Logos 9 — A Six Month Re-Review

Approximately six months ago, I reviewed the new Logos 9 following its release.

I’ve been asked again by Logos to give a follow-up review, now that I’ve had a chance to use the product for some time.

In this review, I’ll survey Logos 9’s new features again, but now from the vantage point of having used Logos 9 for approximately 6 months.

Dark Mode

As you may remember in my original review, I was a bit uncertain about dark mode and whether or not I’d ultimately like it and utilize it. “Jury’s out,” I said. Well, the jury has finished deliberating, and I like it.

I have my Logos set to follow my computer system which follows the sunrise/sunset. So, once sundown hits, I’m all dark mode with Logos. I have found my eyes able to adjust (something I was originally skeptical of). The dark mode can be easier on the eyes, not to mention the fact that just switching between dark and light modes keeps the aesthetics fresh.

Dark mode = a small advantage of Logos 9; but an advantage nonetheless.

One note: You can’t simply toggle between dark and light mode. If you want to switch mode, you have to restart Logos. That’s a bummer. But hopefully that’s something they are able to adjust in the future. 🤞🏻


I’ve replaced my use of the Topic Guide with the new and improved Factbook. In other words, the Factbook is now my go to when wanting to get some quick resources on a topic.

However, I’m definitely more of a Passage Guide user (specifically, my own custom Passage Guide). So the new Factbook is a nice advantage for me in Logos 9, but not a major advantage, since I don’t use it all too often.

However, you may use Logos differently than me, in which case the Factbook could be more of a game-changer. (See especially the visual filter to add links to the Factbook straight from your Bible.)

Commentaries in Passage Guide

As I mentioned in my initial review, I really like the new way commentaries are organized in Logos 9. It may seems like a small thing, and I suppose it is. But it makes finding your commentary that much easier. The addition of the author to the right of each volume is super convenient.

Commentaries can now be organized in a variety of ways (e.g., Priority, Series, Author, Type, Denomination, Era). I generally keep mine on “Priority” so I can have them in the exact order I’ve prioritized them.

Sermon Building & Manager

I still have not been won over to the Sermon Builder and its new accompanying Manager. I find it all a bit too clunky. Nor does my church use Faithlife’s Proclaim slide program, which might otherwise make it worth it to me. However, if you use slides as you preach, and especially if your church might use Proclaim, Logos 9’s sermon resources are something to look into.

Counseling Guide

I really like the idea of this new guide. To explain it again, it’s like the old Passage or Topic Guides. Except here Logos has made a guide specifically to gather together counseling materials at your finger tips.

I have not found myself using it too frequently. But depending on the nature of your ministerial duties, I could see this proving very valuable as a go-to resource for some.


In Logos 9, you can now easily convert your various search results into nicely visualized charts.
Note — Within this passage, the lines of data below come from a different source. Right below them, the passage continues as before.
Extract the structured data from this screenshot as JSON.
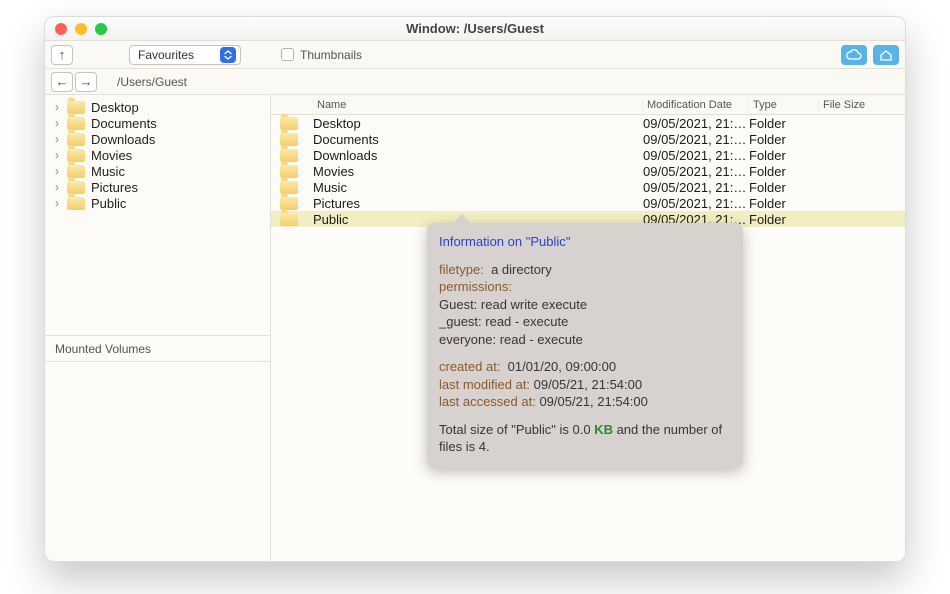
{
  "window": {
    "title": "Window: /Users/Guest"
  },
  "toolbar": {
    "up_glyph": "↑",
    "favourites_label": "Favourites",
    "thumbnails_label": "Thumbnails"
  },
  "pathbar": {
    "back_glyph": "←",
    "forward_glyph": "→",
    "path": "/Users/Guest"
  },
  "sidebar": {
    "items": [
      {
        "label": "Desktop"
      },
      {
        "label": "Documents"
      },
      {
        "label": "Downloads"
      },
      {
        "label": "Movies"
      },
      {
        "label": "Music"
      },
      {
        "label": "Pictures"
      },
      {
        "label": "Public"
      }
    ],
    "mounted_label": "Mounted Volumes"
  },
  "columns": {
    "name": "Name",
    "modification": "Modification Date",
    "type": "Type",
    "filesize": "File Size"
  },
  "rows": [
    {
      "name": "Desktop",
      "date": "09/05/2021, 21:…",
      "type": "Folder",
      "size": "",
      "selected": false
    },
    {
      "name": "Documents",
      "date": "09/05/2021, 21:…",
      "type": "Folder",
      "size": "",
      "selected": false
    },
    {
      "name": "Downloads",
      "date": "09/05/2021, 21:…",
      "type": "Folder",
      "size": "",
      "selected": false
    },
    {
      "name": "Movies",
      "date": "09/05/2021, 21:…",
      "type": "Folder",
      "size": "",
      "selected": false
    },
    {
      "name": "Music",
      "date": "09/05/2021, 21:…",
      "type": "Folder",
      "size": "",
      "selected": false
    },
    {
      "name": "Pictures",
      "date": "09/05/2021, 21:…",
      "type": "Folder",
      "size": "",
      "selected": false
    },
    {
      "name": "Public",
      "date": "09/05/2021, 21:…",
      "type": "Folder",
      "size": "",
      "selected": true
    }
  ],
  "tooltip": {
    "title": "Information on \"Public\"",
    "filetype_label": "filetype:",
    "filetype_value": "a directory",
    "permissions_label": "permissions:",
    "perm_guest": " Guest:  read write execute",
    "perm_uguest": " _guest:  read - execute",
    "perm_every": " everyone:  read - execute",
    "created_label": "created at:",
    "created_value": "01/01/20, 09:00:00",
    "modified_label": "last modified at:",
    "modified_value": "09/05/21, 21:54:00",
    "accessed_label": "last accessed at:",
    "accessed_value": "09/05/21, 21:54:00",
    "size_prefix": "Total size of \"Public\" is 0.0 ",
    "size_unit": "KB",
    "size_suffix": " and the number of files is 4."
  }
}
I personally have not yet used this. The times when I need a chart to show search results are admittedly rare. But I could see it coming in handy occasionally.

Bible Books Explorer

I have found the new Bible Books Explorer an interesting tool to poke around in, especially when getting ready to preach a new book of the Bible. When preaching 1 John, I utilized it. And when I did some introductory work on Revelation for an upcoming series, I made a point to pull it up.

Should I upgrade?

You will have to determine if these new features (and more not even covered here) are worth it to you to drop the cash to upgrade.

Regardless of features though, I’m still of the opinion that upgrading your Logos is almost always a good move just given the benefit of adding loads of new resources to your library for pennies on the dollar! In other words, it’s far better to purchase new books via program upgrades (e.g., upgrading to Logos 9) than to buy your volumes all individually. So that alone, in my opinion, makes it worth considering upgrading.

If you are thinking of upgrading, use my special link here to receive a discount plus some free books.

Full disclosure: I received compensation in exchange for this review. However, that compensation did not impact the content of this review.